From the entries that follow, copy each line in which "time" appears.

(Excerpts from an interface dataset)
•••
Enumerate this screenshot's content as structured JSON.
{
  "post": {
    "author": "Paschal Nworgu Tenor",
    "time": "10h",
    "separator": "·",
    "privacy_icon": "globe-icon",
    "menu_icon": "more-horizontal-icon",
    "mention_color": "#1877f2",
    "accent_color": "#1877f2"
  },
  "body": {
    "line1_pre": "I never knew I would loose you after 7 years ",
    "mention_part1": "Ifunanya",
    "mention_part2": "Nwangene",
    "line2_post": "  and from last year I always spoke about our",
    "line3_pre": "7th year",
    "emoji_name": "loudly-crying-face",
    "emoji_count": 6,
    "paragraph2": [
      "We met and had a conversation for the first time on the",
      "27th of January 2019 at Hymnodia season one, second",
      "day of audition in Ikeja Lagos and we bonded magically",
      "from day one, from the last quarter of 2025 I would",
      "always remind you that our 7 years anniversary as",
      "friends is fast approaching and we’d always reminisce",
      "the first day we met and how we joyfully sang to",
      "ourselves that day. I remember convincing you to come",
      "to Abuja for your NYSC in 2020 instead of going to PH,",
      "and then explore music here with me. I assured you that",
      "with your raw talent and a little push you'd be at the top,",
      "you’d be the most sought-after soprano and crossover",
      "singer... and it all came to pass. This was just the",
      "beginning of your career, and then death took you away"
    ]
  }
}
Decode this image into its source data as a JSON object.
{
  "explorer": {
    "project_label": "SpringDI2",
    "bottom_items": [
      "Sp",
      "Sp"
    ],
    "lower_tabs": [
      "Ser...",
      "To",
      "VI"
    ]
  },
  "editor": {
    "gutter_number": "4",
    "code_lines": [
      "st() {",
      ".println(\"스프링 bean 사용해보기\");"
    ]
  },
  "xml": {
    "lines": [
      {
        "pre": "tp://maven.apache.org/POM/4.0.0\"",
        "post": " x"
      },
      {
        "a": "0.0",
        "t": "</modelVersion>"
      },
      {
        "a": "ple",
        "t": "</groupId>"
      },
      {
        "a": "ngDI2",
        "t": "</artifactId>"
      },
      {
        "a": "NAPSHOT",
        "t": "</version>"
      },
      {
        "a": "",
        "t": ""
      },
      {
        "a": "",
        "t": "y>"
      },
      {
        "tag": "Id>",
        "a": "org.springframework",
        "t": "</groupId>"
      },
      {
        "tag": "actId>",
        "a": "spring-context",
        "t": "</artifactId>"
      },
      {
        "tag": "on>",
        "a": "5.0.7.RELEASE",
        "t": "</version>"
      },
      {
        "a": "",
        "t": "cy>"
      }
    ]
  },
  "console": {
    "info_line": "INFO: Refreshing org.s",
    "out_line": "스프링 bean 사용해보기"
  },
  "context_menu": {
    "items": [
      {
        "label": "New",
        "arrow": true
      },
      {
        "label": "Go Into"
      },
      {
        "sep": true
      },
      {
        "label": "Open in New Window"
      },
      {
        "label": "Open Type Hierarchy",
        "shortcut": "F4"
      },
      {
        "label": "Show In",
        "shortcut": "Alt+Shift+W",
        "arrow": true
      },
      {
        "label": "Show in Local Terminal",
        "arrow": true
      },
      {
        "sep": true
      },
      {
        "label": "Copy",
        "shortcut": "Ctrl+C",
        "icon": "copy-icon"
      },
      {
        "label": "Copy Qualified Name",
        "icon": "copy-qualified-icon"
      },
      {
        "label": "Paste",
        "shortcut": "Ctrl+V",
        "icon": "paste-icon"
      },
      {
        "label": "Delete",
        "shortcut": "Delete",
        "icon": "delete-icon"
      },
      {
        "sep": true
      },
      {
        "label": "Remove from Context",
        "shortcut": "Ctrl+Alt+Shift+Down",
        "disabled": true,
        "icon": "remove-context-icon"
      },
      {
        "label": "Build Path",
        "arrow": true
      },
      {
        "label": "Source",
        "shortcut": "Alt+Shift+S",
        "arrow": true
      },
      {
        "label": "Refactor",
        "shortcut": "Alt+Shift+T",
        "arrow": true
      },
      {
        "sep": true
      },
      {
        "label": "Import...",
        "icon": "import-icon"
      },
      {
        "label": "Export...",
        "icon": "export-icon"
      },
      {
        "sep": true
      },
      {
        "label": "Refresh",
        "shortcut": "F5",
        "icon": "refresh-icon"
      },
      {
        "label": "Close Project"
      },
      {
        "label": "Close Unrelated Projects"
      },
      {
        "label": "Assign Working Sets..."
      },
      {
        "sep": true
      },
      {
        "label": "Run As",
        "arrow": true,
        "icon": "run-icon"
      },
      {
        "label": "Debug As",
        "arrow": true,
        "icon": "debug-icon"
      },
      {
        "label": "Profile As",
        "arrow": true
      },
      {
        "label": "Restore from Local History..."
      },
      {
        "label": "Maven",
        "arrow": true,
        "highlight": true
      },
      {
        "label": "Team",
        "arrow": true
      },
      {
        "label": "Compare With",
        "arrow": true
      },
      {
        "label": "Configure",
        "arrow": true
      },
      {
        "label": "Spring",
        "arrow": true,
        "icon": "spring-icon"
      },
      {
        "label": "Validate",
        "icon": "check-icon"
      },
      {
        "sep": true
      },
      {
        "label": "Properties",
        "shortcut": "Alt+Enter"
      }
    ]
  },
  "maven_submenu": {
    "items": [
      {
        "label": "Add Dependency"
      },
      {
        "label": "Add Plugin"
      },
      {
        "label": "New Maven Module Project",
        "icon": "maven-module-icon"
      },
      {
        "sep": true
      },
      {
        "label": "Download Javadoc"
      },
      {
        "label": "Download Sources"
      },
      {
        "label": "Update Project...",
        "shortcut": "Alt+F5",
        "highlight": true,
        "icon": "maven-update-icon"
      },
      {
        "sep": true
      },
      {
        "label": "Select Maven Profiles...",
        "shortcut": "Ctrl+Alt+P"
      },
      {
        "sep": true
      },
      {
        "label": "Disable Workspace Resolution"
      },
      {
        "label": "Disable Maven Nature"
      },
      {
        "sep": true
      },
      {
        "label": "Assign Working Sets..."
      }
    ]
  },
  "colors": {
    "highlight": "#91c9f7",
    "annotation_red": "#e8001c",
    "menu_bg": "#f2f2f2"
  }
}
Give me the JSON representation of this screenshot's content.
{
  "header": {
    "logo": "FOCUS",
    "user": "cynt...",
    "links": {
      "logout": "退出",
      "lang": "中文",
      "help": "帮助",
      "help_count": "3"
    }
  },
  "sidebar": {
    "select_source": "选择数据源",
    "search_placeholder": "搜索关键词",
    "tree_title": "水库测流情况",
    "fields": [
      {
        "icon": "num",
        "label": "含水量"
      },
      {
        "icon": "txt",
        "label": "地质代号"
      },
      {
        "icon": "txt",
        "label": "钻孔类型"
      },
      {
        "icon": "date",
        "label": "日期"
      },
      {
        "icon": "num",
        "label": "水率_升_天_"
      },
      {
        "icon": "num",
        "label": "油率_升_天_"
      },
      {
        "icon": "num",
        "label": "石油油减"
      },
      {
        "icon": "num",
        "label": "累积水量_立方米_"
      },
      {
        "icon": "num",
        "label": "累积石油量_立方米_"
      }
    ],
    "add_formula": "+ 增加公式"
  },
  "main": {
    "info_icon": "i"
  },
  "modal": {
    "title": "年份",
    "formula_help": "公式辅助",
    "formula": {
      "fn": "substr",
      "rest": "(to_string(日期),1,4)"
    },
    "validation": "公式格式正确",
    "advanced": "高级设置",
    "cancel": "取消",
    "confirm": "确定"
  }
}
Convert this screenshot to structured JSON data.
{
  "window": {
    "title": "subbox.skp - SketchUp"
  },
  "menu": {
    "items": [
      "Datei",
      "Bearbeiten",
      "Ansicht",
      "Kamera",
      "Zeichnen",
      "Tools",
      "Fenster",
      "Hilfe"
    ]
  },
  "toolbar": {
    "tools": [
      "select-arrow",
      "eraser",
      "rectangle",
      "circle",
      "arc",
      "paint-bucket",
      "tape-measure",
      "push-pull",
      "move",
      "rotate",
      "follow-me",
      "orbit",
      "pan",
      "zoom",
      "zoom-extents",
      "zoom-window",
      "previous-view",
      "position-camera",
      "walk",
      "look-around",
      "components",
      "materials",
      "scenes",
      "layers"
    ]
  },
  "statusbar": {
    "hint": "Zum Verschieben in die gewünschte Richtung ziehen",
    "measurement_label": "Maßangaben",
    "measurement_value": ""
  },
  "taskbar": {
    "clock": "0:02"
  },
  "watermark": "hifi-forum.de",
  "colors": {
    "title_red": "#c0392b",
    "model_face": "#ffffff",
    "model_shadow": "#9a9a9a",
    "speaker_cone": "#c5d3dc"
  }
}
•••
» **TASK RESULT**
    "time": "10h",
      "We met and had a conversation for the first time on the",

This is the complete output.